Politics & Government

House speaker deciding on run

FRANKFORT - House Speaker Jody Richards said he will announce whether he'll run for the Democratic nomination for governor next week and has confirmed that he's talking with former Secretary of State John Y. Brown III about forming a slate.

"I do feel that the discussions with him have been positive," Richards told the Herald-Leader. "I have talked with him recently and seriously, and we will make some sort of an announcement next week."

Richards, who barely lost to Ben Chandler in the 2003 Democratic primary, said he has been in talks with "some other" prospective running mates. He declined to say whether Brown is his first choice.

Next week is shaping up to be a busy one in the ever-expanding and increasingly competitive governor's race.

On the Republican side, former U.S. Rep. Anne Northup is expected to officially announce her candidacy.

And the Democratic primary -- which already includes former Lt. Gov. Steve Beshear, state Treasurer Jonathan Miller and Harlan County demolition contractor Otis Hensley -- could get more crowded.

Brown confirmed in a statement that he expects "a final decision mid- to late next week" about the possibility of a Richards-Brown slate.

Attorney General Greg Stumbo said Thursday he hopes to decide between running for re-election and seeking the governorship within the next 10 days.

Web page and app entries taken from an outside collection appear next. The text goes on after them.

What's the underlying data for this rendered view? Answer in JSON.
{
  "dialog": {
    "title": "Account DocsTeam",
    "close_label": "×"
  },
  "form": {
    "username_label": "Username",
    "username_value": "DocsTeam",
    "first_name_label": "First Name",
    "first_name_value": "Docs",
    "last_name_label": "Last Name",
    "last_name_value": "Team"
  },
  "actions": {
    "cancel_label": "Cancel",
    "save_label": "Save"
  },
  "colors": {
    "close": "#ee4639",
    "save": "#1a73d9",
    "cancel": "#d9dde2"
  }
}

And former Lt. Gov. Steve Henry also has said he hopes to announce his slate Wednesday or Thursday.

Henry sounded surprised when told of the news of a possible Richards-Brown ticket.

"Really?" Henry asked.

Henry wouldn't confirm whether he had been in talks with Brown. "You'll have to ask John," Henry said.

And Brown declined to comment beyond his statement that "Speaker Richards and I have had several very encouraging conversations over the past several weeks about a possible Richards-Brown ticket."

Henry said he won't discuss his running mate until he unveils the slate. Kentucky law requires a candidate for governor to announce his lieutenant governor candidate before raising or spending funds.

"We have a firm commitment for a running mate," Henry said, but added that he had not yet formally extended the position to that person.

Others who are still mulling the race include two wealthy Louisville businessmen Charlie Owen and Bruce Lunsford.

Owen declined to comment on his intentions yesterday.

Lunsford, who ran in 2003 before dropping out days before the Democratic primary, "is still very interested in running," said Sen. Ed Worley, a Richmond Democrat who has been in talks with Lunsford about potentially running together.

Worley, however, said Lunsford wants to see how many candidates from Jefferson County enter the race because that is his largest base of support.

Richards, meanwhile, said he will make his decision about running independent of what other potential candidates decide and is confident he can raise enough money to compete.

Richards, 68, is the longest-serving House speaker in Kentucky history, having served as the top Democrat in the House since 1995.

"Many of the members of the House have come up to me and asked me to run," Richards said. "It's been encouraging."

Brown, who served as secretary of state from 1995 to 2003, is the son of former Gov. John Y. Brown Jr., who was in office from 1979 to 1983.